Yet, often times, they aren’t allowed to attend IEP meetings. Often times, they are pigeon-holed like parents — not as “credible” in certain school districts as the “credentialed” staff. But, we let paras provided direct, initial instruction. Ultimately, the issue is scope. When does the teacher’s job end and the paraprofessional’s job begin? It’s pretty simple to say that the teacher’s job never ends, so in what capacity should paras function?
Here’s my take. Your comments are welcomed.
Description: As a paraprofessional, you will aid students with autism spectrum disorders. You will not teach academic instruction, but you will assist in comprehension and performance. You will allow the teacher to set the rules and expectations, while you may need to explain the rationale and help support. You will interpret the social and behavioral cues and nuances often unnoticed by individuals on the spectrum. You will understand and handle all problems as skill deficits, rather than manipulation.
Requirements: 1. Basic understanding about autism spectrum disorders acquired from a college-based preparation course. (District will pay for this training). 2. A genuine desire to work with all children and especially with children who are often misunderstood. 3. Realization that physical aggression (i.e. kicking, biting, spitting, hitting, throwing) is a significant possibility depending on the students assigned to.
Training: 1. Minimum of one six-hour course about autism spectrum disorders. 2. Monthly attendance at district’s autism spectrum in-services. 3. Minimum of high school diploma or GED.
Requirements: 1. Ability to start work day at least 30 minutes prior to first bell. 2. Ability to end work day at least 30 minutes after the end of the last bell. 3. Understanding that individual will need to attend lunch/PE/recess with students in order to implement IEP goals.
Seven years ago, I was a paraprofessional for a middle-school student in a small town in Indiana.
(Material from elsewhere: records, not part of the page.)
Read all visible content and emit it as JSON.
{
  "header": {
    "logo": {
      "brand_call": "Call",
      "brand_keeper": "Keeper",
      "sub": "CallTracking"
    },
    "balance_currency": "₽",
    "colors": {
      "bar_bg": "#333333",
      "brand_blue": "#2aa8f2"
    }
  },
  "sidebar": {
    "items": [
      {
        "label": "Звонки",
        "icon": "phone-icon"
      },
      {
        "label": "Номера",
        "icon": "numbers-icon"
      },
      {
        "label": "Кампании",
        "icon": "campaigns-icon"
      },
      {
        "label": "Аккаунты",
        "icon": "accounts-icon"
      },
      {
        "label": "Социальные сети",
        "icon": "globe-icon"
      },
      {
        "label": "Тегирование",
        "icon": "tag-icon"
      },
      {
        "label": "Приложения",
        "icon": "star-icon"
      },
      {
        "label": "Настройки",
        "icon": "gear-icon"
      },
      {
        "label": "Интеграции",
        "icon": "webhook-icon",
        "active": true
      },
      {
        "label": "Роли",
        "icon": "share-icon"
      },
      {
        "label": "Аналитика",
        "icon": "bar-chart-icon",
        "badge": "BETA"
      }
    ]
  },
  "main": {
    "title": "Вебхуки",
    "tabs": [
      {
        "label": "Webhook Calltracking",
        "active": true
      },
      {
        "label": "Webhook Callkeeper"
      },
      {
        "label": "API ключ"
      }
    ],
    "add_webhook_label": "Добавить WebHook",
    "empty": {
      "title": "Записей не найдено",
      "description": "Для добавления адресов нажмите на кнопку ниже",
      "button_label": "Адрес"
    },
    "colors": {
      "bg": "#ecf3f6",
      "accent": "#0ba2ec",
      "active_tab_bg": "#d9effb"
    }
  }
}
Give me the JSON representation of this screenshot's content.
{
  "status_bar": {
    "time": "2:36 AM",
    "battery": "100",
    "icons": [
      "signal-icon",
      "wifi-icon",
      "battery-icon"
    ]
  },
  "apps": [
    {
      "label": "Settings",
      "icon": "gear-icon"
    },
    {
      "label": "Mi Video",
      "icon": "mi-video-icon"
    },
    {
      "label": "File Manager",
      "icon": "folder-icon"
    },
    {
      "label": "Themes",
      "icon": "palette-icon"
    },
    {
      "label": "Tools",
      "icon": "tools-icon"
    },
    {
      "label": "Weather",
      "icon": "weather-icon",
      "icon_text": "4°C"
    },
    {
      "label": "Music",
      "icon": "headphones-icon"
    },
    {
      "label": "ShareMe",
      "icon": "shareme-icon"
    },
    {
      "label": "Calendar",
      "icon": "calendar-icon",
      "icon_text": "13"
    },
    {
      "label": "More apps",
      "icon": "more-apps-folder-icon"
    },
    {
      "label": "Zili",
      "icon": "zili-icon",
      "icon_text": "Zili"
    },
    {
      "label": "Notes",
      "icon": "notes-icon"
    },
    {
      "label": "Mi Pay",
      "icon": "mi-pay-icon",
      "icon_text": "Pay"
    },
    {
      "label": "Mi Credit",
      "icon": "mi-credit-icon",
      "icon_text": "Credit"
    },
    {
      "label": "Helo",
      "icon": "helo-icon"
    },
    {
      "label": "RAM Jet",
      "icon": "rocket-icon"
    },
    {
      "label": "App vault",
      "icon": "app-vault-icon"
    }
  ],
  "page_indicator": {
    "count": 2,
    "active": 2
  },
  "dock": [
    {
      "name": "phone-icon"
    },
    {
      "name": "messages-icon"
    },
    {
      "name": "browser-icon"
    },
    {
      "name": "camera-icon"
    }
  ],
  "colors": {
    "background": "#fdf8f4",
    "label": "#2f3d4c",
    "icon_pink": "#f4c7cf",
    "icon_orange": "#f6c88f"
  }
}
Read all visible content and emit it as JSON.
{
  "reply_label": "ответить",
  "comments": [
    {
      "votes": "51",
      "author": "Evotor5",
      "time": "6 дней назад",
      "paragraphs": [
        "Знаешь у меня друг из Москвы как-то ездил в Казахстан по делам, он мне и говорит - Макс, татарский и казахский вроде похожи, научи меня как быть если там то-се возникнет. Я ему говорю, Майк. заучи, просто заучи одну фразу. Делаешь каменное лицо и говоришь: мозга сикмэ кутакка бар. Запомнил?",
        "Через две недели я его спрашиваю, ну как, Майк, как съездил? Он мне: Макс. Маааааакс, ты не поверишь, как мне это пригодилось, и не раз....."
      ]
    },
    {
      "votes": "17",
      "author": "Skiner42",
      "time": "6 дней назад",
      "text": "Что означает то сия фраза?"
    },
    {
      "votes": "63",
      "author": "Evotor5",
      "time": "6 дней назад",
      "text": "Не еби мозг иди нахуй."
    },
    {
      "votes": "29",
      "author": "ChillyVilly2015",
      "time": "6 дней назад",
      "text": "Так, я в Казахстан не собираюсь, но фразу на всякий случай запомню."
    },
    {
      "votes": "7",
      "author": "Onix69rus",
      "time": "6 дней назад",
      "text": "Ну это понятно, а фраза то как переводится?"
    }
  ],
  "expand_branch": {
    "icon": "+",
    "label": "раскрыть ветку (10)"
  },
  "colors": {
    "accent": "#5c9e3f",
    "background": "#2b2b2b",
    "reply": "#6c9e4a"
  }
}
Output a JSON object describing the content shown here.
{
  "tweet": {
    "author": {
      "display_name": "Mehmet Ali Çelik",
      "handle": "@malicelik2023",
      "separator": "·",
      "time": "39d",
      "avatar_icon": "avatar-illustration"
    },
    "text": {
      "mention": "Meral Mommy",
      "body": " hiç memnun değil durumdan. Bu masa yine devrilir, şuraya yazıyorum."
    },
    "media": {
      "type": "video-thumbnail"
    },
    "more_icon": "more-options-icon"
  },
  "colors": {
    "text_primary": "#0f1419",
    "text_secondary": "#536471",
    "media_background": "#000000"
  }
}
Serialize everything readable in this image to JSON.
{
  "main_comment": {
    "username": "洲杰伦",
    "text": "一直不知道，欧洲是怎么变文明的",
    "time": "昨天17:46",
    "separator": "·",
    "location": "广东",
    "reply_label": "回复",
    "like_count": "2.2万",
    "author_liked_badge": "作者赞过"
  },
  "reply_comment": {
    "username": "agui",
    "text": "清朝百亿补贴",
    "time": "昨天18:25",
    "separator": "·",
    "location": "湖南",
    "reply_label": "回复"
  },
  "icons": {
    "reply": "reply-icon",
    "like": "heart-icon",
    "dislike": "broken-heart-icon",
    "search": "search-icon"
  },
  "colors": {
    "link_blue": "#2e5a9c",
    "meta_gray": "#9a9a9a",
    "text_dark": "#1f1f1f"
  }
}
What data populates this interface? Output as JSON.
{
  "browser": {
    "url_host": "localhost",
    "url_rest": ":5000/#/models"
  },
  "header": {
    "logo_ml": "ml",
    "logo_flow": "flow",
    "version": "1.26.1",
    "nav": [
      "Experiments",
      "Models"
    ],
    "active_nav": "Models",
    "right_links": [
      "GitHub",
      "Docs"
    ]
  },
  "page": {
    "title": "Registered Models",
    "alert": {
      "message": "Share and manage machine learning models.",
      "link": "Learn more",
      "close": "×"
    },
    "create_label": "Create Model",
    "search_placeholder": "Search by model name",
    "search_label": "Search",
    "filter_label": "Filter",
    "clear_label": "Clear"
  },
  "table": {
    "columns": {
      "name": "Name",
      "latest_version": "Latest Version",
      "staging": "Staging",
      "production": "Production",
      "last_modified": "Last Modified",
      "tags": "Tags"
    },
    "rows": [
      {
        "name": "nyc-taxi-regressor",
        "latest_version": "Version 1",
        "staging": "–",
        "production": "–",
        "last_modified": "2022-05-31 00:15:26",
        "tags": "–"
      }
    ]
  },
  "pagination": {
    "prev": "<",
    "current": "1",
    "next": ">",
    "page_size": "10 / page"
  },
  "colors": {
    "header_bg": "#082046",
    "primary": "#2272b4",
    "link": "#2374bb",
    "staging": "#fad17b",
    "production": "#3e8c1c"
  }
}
He was failing all classes, was in the principal’s office more than the classroom, and was the confirmation that I was moving in the right career path. He graduated from high school last year.